Learning centeR

PRO vs AMATEUR Lag, by Athletic Motion Golf

Here we will explain why wrist angles and clubface control is important for lag and how you can use HackMotion wrist data to measure it.

Watch the video in which Athletic Motion Golf coaches demonstrate 2 keys for creating powerful lag.

  1. Clubface angle which is controlled by wrist angles
  2. Lead arm position relative to your shoulders (not the focus in this post)
Play Video

Image credit – Athletic Motion Golf video

How wrist angles control the clubface

First, AMG coaches show there are the 3 things to keep in mind to have good lag position

  1. Squaring the clubface early, out of the top. Using Hackmotion wrist data we see that pros are much better at closing it and squaring early, while amateurs often have very open clubface late in the downswing (wrist data will be shown later in the post).
  2. Flat wrist by delivery (shaft horizontal before impact). Not all grips are the same, so stronger grips might be slightly extended, weaker grips more flexed, but on average pro wrists are quite close to flat.
  3. Early “vertical” face angle. Look at the image below, the pro (blue) on the left has a “vertical” face angle which is much more square to target. The amateur (red) on the left has 22 degrees  more open clubface because of excessive extension in his lead wrist.

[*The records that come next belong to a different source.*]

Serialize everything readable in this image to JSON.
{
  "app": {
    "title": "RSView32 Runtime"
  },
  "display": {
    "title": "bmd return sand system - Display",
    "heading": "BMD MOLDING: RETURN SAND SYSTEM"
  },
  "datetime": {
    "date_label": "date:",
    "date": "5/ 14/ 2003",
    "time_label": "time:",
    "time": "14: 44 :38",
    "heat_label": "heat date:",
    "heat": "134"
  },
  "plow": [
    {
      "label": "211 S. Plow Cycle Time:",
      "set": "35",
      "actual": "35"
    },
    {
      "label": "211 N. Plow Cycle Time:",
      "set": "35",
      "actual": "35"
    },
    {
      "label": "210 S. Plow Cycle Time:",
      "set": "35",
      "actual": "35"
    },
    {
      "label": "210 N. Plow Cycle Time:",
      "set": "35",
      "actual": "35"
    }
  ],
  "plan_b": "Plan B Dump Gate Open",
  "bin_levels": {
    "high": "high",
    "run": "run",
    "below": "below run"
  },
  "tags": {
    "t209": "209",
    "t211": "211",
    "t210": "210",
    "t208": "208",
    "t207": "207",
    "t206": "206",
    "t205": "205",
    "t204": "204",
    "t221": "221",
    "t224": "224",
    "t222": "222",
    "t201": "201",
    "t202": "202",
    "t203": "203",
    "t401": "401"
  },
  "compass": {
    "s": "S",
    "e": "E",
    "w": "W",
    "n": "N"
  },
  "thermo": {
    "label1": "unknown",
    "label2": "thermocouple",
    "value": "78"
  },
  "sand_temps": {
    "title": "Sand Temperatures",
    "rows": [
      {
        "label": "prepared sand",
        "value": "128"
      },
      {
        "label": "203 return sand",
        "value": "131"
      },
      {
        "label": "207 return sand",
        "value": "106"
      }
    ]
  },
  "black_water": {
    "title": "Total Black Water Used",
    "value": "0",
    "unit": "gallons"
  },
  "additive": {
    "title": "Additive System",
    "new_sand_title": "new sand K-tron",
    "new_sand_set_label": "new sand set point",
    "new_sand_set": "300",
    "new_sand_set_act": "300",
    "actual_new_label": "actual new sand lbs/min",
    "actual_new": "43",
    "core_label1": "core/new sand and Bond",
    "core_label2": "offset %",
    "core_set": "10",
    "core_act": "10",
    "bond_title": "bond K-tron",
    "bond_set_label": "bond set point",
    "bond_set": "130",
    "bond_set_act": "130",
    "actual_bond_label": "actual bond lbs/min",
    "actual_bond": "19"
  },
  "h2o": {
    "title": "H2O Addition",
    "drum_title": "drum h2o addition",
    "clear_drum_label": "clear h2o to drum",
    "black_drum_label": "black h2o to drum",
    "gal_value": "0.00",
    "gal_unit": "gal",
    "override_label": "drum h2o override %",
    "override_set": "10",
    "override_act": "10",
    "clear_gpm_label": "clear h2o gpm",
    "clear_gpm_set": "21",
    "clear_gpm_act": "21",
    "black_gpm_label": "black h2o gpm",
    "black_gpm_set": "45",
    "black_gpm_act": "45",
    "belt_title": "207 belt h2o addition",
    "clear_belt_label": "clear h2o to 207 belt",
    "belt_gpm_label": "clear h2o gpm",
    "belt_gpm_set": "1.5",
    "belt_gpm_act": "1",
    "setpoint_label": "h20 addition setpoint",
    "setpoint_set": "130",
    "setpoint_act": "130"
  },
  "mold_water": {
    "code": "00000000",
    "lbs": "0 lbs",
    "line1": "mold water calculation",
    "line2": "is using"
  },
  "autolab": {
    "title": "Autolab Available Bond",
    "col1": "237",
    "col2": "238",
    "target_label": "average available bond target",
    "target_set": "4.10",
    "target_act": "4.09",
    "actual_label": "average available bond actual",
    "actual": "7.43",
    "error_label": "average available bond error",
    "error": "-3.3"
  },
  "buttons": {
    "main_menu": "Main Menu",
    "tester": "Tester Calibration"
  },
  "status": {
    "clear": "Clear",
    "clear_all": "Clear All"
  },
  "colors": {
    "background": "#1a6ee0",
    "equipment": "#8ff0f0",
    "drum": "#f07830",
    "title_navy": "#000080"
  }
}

Image credit – Athletic Motion Golf video

Wrist Extension/Flexion opens and closes the clubface

Before looking at wrist data, here is terminology used – wrist flexion (bowing) and extension (cupping).

Take a look at the graph below. In one simple data chart from HackMotion sensor you can see the clear difference between amateur player and a pro. The graph view shows wrist extension/flexion throughout the swing.

The green solid line represents a typical amateur swing. Notice how starting from the top of the backswing they typically at first increase the extension (cupping) in their lead wrist (the peak in the green line) and then sharply try to decrease it. This typically happens by players trying to add lag to their swing and not realizing that they are opening the clubface instead.

The green dotted line represents Tour player. As we clearly see the player is not increasing the extension (cupping). Instead, starting from the top he is gradually flexing (bowing) the wrist until impact.

Image – HackMotion Wrist Data, tour pro vs amateur

Image credit – Athletic Motion Golf video

Using HackMotion wrist data you can monitor your player’s wrist angles and make sure that they get a strong clubface position. The delivery position is very different for pros and amateurs, and that makes the difference in lag and clubface control.

Image credit – Athletic Motion Golf video

Learn Correct Wrist Mechanics

Subscribe to receive insights and tips on wrist mechanics. 
All our learnings are based
 on carefully analyzed pro player data, developed together with leading golf instructors.

How useful was this post?

Help us improve and leave a rating

Thanks for your feedback!

Stay in touch, follow us on social media!

Is there anything the post was missing?

Tell us how we can improve it!

Want to get started?

Step 1: Get HackMotion and start working on getting the wrists and clubface in a strong position.

Step 2: Learn from included Tour data. 

Step 3: Measure and improve to get the wrists exactly as needed for more controlled ball flight.

Choose Your HackMotion

Learn More About Wrist Angles

STEP UP YOUR GAME -
GET YOUR HACKMOTION NOW!

The 3 Tour Wrist Patterns

EXCLUSIVE video

WRIST MECHANICS
FOR MORE CONSISTENT SWING

This video will change how you see the role of wrist angles!
Sign up and learn how TOUR players control the clubface.

We use cookies to ensure you get the best experience on our website.